From each of these places, I watched CTA conduct a weak, poorly funded campaign. We could have won the No on209 campaign if we had an additional $1.5 million. The primary reason we did not have this money was that labor andCTA gave their money to the cause of electing Democrats. Their primary goal was to gain a Democratic majority inthe California Assembly. They got it. But in the process, CTA and the Democrats both sold the civil rights communityand the 209 campaign short.
CTA does not always act in this manner. In 1994 they were one of the chief financial backers of the No on 187campaign to defeat the anti-immigrant initiative. They gave over $400,000 and they mounted an effective internalcampaign among teachers.

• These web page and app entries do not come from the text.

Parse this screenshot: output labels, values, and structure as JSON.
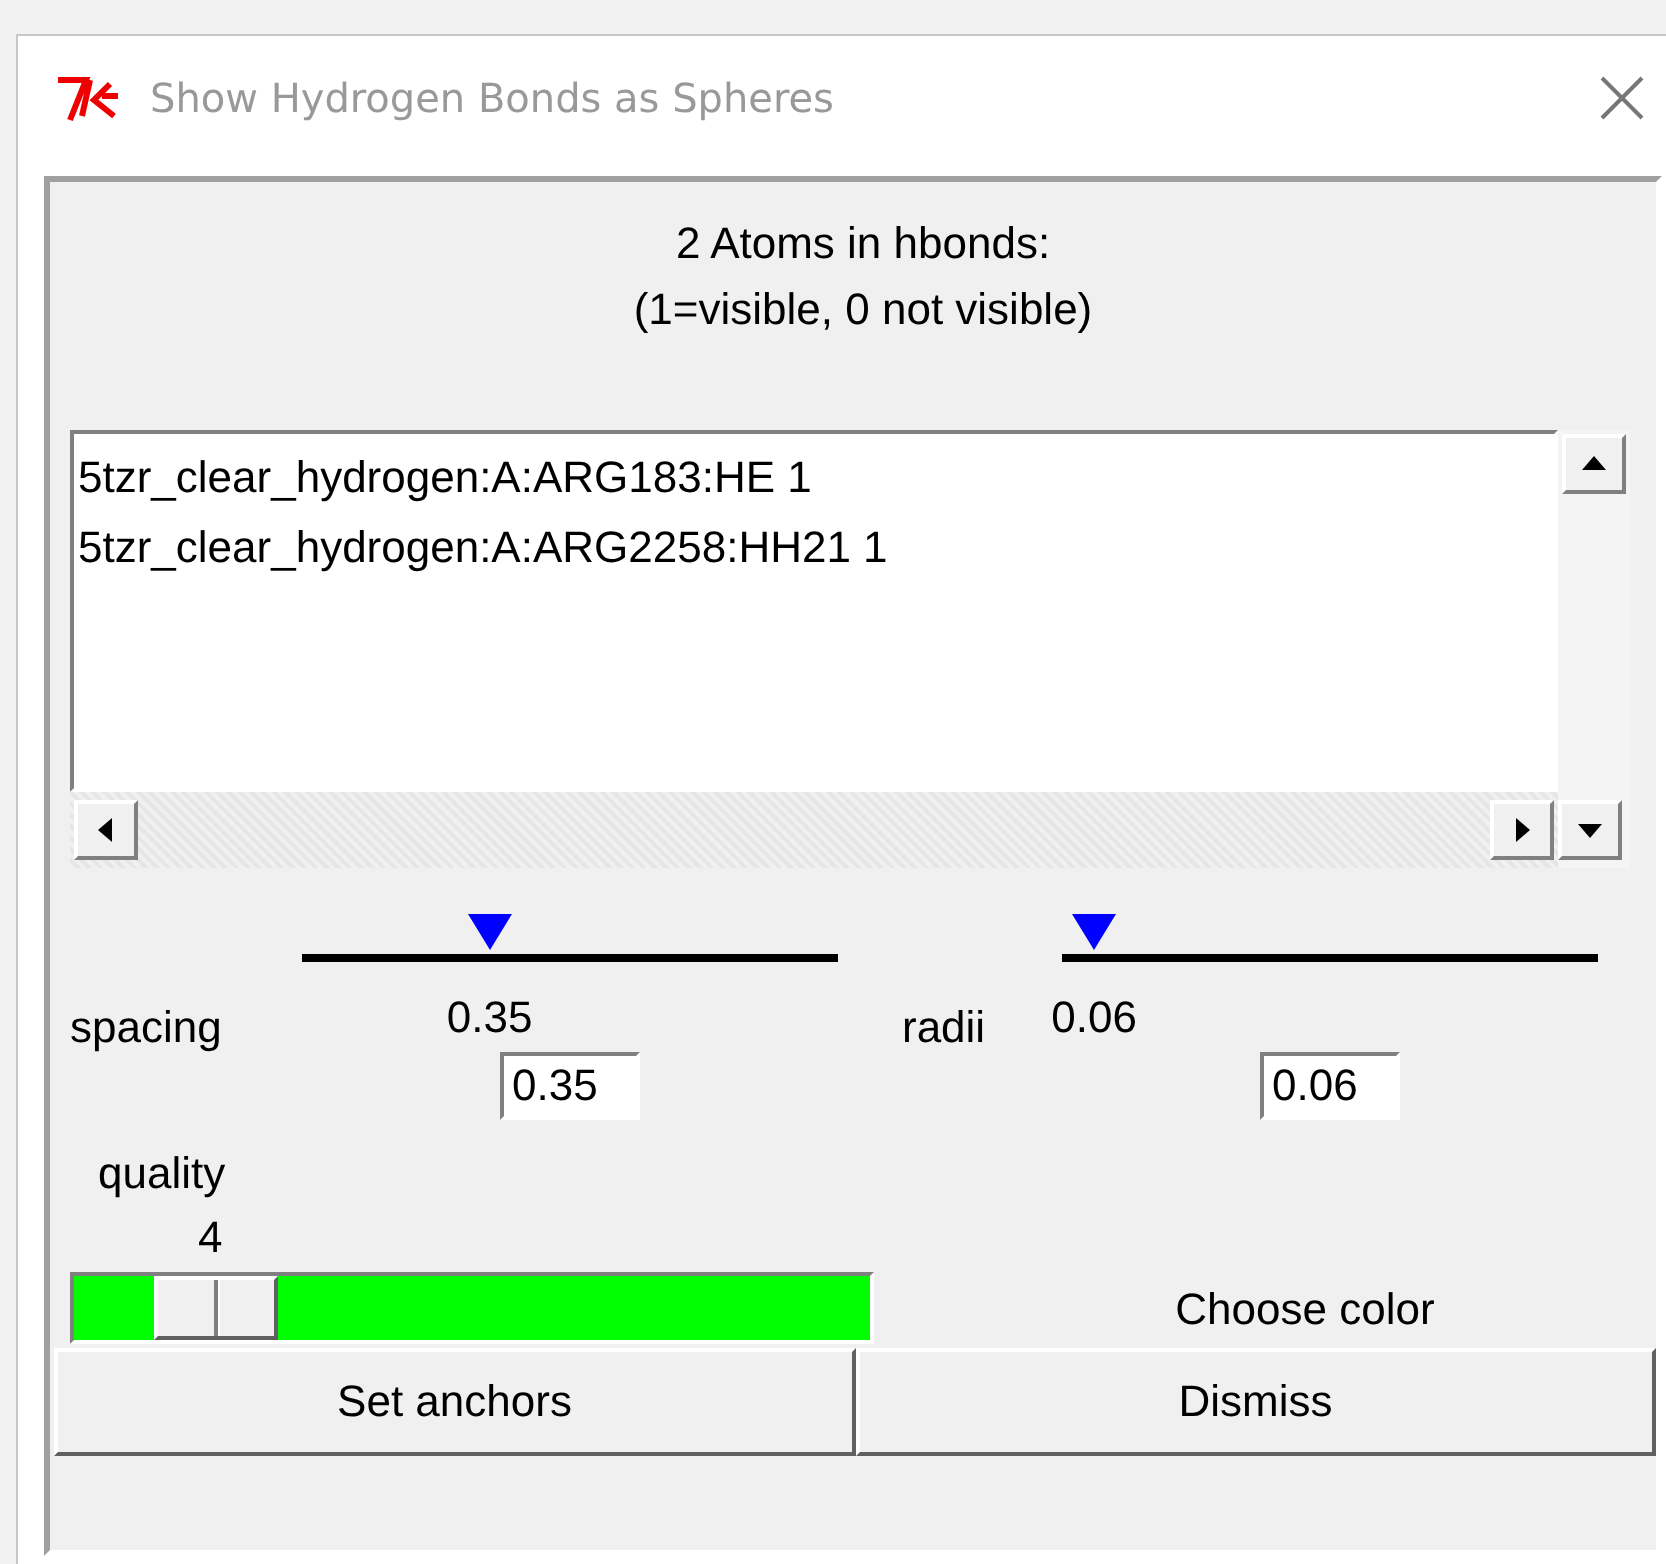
{
  "window": {
    "title": "Show Hydrogen Bonds as Spheres"
  },
  "header": {
    "line_1": "2 Atoms in hbonds:",
    "line_2": "(1=visible, 0 not visible)"
  },
  "atoms": [
    {
      "label": "5tzr_clear_hydrogen:A:ARG183:HE 1"
    },
    {
      "label": "5tzr_clear_hydrogen:A:ARG2258:HH21 1"
    }
  ],
  "scales": [
    {
      "label": "spacing",
      "level": 0.35,
      "reading": "0.35",
      "value": "0.35"
    },
    {
      "label": "radii",
      "level": 0.06,
      "reading": "0.06",
      "value": "0.06"
    }
  ],
  "quality": {
    "label": "quality",
    "reading": "4",
    "level": 0.12
  },
  "choose_color": {
    "label": "Choose color"
  },
  "buttons": [
    {
      "label": "Set anchors"
    },
    {
      "label": "Dismiss"
    }
  ]
}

Bob Peterson’s article also notes, “Unfortunately it is easier to find examples where teachers unions have failed tobuild multi-racial, multi-constituency coalitions.” This is an important criticism. CTA has been a troublesome ally ofproponents of bilingual education, often supporting legislation that the bilingual community opposes. Two years ago,I was thoroughly trashed by the former CTA president in their state newspaper for criticizing their approach toprotecting teachers jobs rather than requiring teachers to learn second language strategies.
The CTA recently met with a number of “leaders ” of California Hispanic organization leaders to begin to build adialogue. If you have money and staff you can get together a group of persons who appoint themselves asrepresentatives. But it is parents who have their children in failing schools that need to be talked to. CTA needs tomeet with those persons who can organize coordinated, grass roots political campaigns in the Latino community.Coalitions created by listing persons names on letter head will not build the kind of unity needed to defend publiceducation.
Duane Campbell, Sacramento, CA. E-mail: firstname.lastname@example.org
Canadian Teachers Unions
Your Summer 1997 issue provides a perceptive analysis on the state of teacher unions in America. Inthe article you refer to the British Columbia Teachers’ Federation as having a social justice approach tounionism.
You may be aware that the BCTF speaks for the 42,000 teachers of British Columbia on professional, bargaining andsocial justice issues. We have a proud history of serving our members as “a union of professionals.” The focus of oursocial justice work presently is on gender equity, race relations, homophobia, poverty and children, and violenceprevention. We have staff, provincial networks/committees and local committees working on Status of Women andProgram Against Racism issues. We have just established a Committee to Eliminate Homophobia and we areembarking on a provincial/local campaign against poverty.
Our organization believes that a teacher union must provide leadership on professional, bargaining and social justiceissues. We utilize collective bargaining, advocacy, political action, professional leadership and communicationsstrategies to realize our professional, economic and social justice goals.
Mike Lombardi, director, Professional Development Division, B.C. Teachers’ Federation. E-mail: email@example.com